Unfortunately, there is no way to review or validate this claim scientifically. We also don’t know what’s in their oil: the so-called “certification” of the product they’ve posted online is not a legitimate lab test, but a sworn affidavit signed by Prime my Body’s COO. It states what may not be in the product, in terms of chemicals, residues, pesticides, but doesn’t show the cannabinoid or terpene profiles that genuine lab tests normally offer. (A serious warning here: their claims are not based on real lab tests, so it’s unknown what’s in their CBD oil.) As far as the good Doctor goes: Dr. Lori isn’t a doctor, but a dentist. A dentist’s insight into the medical efficacy or uses of CBD is hardly a credible endorsement.

Prime my Body’s MLM: Our Opinion
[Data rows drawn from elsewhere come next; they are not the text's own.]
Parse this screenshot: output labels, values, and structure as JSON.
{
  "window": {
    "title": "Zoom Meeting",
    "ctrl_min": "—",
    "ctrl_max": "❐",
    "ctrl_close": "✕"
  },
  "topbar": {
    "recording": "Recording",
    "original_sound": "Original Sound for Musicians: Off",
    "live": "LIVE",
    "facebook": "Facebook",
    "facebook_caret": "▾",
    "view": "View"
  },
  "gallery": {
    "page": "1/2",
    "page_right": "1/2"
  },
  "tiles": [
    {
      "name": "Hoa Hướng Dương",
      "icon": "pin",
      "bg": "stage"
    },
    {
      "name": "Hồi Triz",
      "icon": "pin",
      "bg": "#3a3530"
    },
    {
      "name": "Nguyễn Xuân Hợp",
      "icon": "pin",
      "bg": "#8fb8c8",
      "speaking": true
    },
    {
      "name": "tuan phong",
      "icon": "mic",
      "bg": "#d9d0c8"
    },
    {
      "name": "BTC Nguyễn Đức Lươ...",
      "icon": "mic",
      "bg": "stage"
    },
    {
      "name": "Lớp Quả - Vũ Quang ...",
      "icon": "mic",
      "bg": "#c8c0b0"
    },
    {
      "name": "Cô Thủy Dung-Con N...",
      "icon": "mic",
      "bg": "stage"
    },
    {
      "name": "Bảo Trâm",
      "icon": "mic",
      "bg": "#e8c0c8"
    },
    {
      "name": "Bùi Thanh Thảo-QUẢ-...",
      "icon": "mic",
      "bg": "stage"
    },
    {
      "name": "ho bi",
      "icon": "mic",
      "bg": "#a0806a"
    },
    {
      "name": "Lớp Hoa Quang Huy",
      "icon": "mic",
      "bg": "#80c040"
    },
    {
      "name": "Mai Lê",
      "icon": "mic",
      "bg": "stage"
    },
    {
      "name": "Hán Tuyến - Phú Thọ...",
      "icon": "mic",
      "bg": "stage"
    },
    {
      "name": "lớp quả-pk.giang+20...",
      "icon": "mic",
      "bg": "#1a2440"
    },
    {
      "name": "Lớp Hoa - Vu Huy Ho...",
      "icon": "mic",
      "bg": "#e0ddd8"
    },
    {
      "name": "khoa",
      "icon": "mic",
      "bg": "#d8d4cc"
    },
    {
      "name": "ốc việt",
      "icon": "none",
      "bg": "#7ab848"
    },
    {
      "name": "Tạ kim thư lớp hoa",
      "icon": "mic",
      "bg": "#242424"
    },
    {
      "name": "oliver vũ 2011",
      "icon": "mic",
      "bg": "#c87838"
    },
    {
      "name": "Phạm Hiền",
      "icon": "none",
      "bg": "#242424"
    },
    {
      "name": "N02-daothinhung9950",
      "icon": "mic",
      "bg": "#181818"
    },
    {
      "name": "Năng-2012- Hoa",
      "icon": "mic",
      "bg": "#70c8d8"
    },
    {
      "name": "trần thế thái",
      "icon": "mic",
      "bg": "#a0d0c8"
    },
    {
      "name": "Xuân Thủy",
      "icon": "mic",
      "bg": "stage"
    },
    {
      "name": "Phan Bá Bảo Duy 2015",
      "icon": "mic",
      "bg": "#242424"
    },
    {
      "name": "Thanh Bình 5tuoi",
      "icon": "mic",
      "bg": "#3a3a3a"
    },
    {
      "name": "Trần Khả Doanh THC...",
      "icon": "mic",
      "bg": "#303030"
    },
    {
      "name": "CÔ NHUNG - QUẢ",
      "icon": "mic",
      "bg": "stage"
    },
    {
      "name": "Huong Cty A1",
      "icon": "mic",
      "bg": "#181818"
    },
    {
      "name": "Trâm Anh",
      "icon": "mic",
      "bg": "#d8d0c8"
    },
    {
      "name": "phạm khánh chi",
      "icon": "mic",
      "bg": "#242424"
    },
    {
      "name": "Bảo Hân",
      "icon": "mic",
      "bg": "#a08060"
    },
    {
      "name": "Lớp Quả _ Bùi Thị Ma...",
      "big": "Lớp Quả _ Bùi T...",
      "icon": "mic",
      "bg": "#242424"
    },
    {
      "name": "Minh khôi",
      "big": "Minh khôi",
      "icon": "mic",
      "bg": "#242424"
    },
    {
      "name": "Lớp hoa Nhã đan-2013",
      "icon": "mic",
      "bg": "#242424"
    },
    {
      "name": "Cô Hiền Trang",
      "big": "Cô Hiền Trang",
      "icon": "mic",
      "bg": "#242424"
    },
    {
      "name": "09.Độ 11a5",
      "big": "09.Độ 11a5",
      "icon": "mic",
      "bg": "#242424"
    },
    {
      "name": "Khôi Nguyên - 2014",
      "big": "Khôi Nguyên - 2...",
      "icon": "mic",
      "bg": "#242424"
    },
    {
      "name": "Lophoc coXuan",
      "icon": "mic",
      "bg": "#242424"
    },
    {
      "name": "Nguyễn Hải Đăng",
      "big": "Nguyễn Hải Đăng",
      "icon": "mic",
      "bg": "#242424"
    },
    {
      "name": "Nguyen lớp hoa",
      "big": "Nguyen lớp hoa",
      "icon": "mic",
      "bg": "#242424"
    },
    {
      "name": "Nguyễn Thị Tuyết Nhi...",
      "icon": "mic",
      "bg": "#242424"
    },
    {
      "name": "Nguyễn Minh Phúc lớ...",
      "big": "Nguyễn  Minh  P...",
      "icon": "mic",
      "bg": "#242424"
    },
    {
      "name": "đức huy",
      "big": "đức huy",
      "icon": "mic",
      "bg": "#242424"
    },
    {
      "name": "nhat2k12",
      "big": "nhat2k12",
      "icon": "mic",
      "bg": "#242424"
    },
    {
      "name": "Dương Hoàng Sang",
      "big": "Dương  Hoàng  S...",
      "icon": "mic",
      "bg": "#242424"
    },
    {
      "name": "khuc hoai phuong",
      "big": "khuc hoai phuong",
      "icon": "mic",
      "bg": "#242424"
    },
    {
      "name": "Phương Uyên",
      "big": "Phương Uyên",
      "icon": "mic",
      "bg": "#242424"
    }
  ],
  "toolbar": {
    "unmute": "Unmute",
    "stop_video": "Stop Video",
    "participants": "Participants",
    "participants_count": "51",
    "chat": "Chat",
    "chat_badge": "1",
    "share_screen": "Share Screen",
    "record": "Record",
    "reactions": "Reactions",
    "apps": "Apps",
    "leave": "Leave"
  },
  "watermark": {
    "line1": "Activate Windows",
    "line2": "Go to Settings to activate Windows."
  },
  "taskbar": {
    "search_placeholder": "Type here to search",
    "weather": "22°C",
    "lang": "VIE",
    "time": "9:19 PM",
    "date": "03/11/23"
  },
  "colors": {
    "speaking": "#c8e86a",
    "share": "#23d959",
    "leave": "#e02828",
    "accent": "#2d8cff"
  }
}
Prime my Body may (or may not) have a viable product, and the future will determine if their MLM strategy will be successful where others have failed. We didn’t like this sales pitch based on false market data, and the misleading combination of marijuana with hemp. We also didn’t like the lure and trap of how, for just $39, anyone could become part of “the biggest opportunity you’ll ever see in your lifetime”. It’s what makes this “opportunity” predatory, in our opinion. A pitch of limited risk and unlimited reward may resonate with far too many looking for genuine opportunities in the marijuana industry.
Our advice: buyer and affiliate, beware. Before responding to an offer, attending an event, or becoming an affiliate, make certain to investigate the product, the market, and who you’re getting into bed with.
If you’re looking for a better way to spend $39, donate it to Grow for Vets. If you’re looking for a genuine sales position, contact us, we’re hiring: [email protected].

(READER NOTE: This article is NOT intended to sell competing CBD products, and there are no ads on Marijuana Media’s website. We provide unbiased facts and company reviews for the benefit of readers.)